What is exam question answering?

Exam question answering (EQA) is a variant of question answering, an emerging task in NLP, spurred on from an increasing interest in end-to-end learning. We define EQA as:
A machine reading task in which the system is provided a set of texts (sometimes with visual aids) and a corresponding set of questions. The system is successful if through processing the text it can provide the correct answers to the questions.
These questions can be multiple choice, in which case a set of answer candidates is given, or short answer, in which case they are not.

Most question answering tasks can be phrased as EQA, and as such most modeling improvements to QA systems are also applicable to EQA. It can even be seen as a particular instance of open-domain question answering. However, what sets EQA apart is the use of standard, human-curated exams and resources. Because these exams are also administered to humans, their use provides not only a point of comparison between other machine reading systems, but also a benchmark of machine reading vs. human intelligence.

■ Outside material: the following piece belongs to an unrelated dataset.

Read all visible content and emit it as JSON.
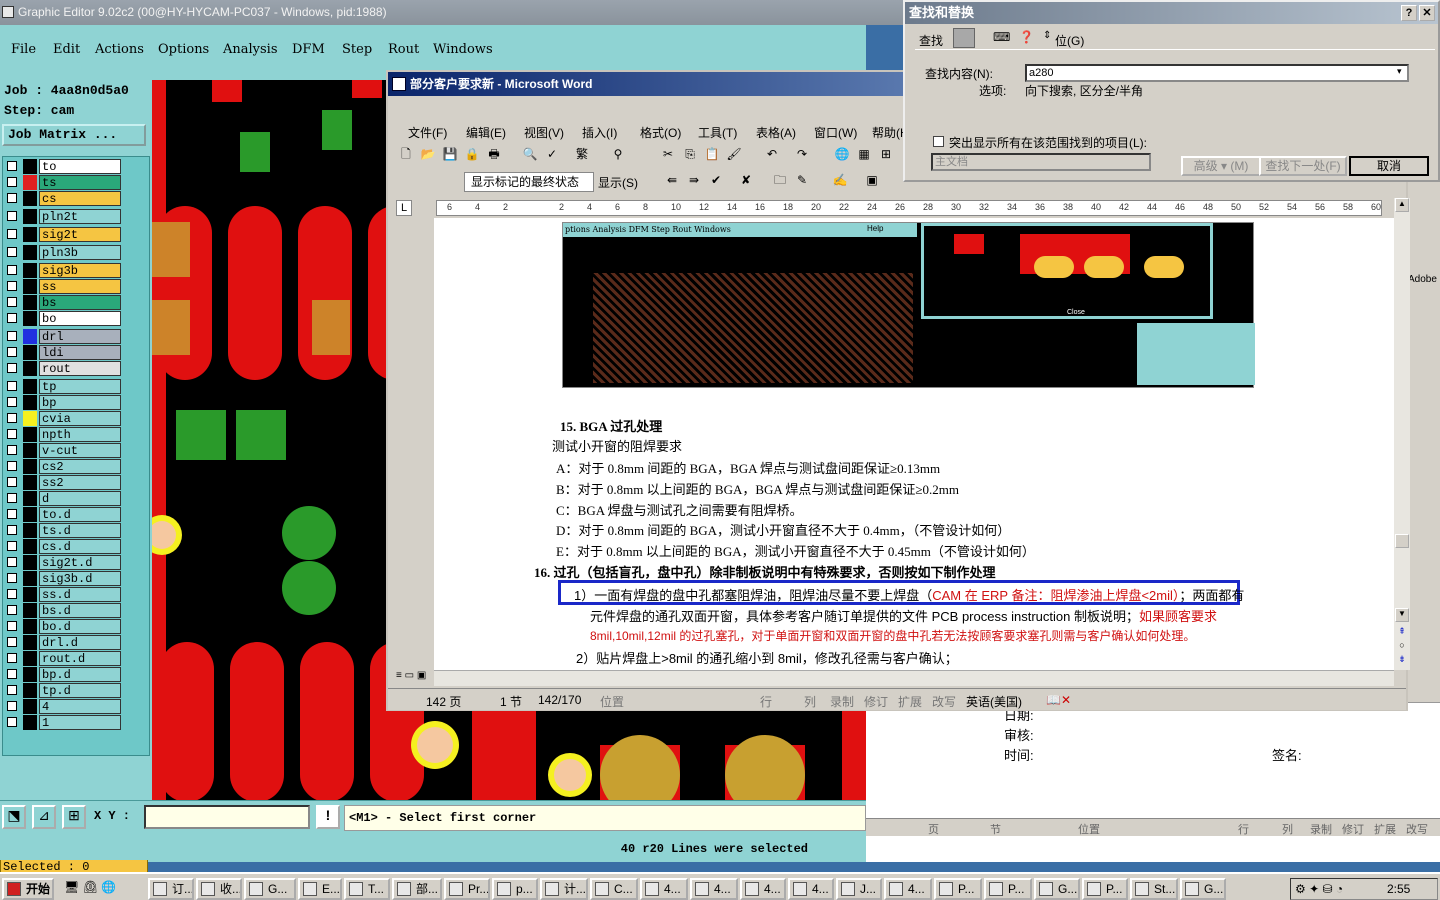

This website serves as a community resource for researchers interested in machine intelligence, particularly in systems developed for, or evaluated in, an EQA setting. Here you will find a curated list of relevant papers, data sets, and comparative result tables. In addition, we provide tools for unifying data and evaluation across different QA models to aid researchers in this area.


As artificial intelligence has matured as a field, researchers have long sought to define what it means for a machine to be intelligent, and in doing so devise a test with which to measure our progress towards creating intelligent machines. While the Turing test has emerged as the most notable and widely-cited of these measures, it is a poor fit for the research environment where a quick and objective measure of a machine's reading and reasoning capabilities is needed.

Simultaneously, after decades of steady progress, the performance of state-of-the-art systems on many traditional NLP tasks has leveled off. Together with the development of more powerful models, attention has also shifted away from "pre-processing" tasks which have little inherent value (part-of-speech tagging, parsing), and towards end tasks which more strongly correlate with a potential user's goals. What will be the defining NLP tasks of tomorrow? It is likely that question answering will be among them, but QA still requires more formalization — more consistent choices of data sets and evaluation measures — to ensure that QA research will be just as scientifically rigorous as the NLP tasks of the past.

In recent years some attention has been placed on the use of exams, quizzes, and word games as a measure of these skills. For the same reasons that we subject ourselves to standardized testing — to probe what knowledge we've memorized and what new facts we can infer — we feel that EQA is an excellent benchmark to assess machine intelligence in NLP. While simple tactics can produce high-scoring baselines [1], it stands to reason that matching expert human performance on exams will require machines to comprehend the same facts, and to make similar inferences.

EQA software and resources are provided under an MIT License.
EQA is built and maintained by Jason Naradowskyat the UCL Machine Reading Lab.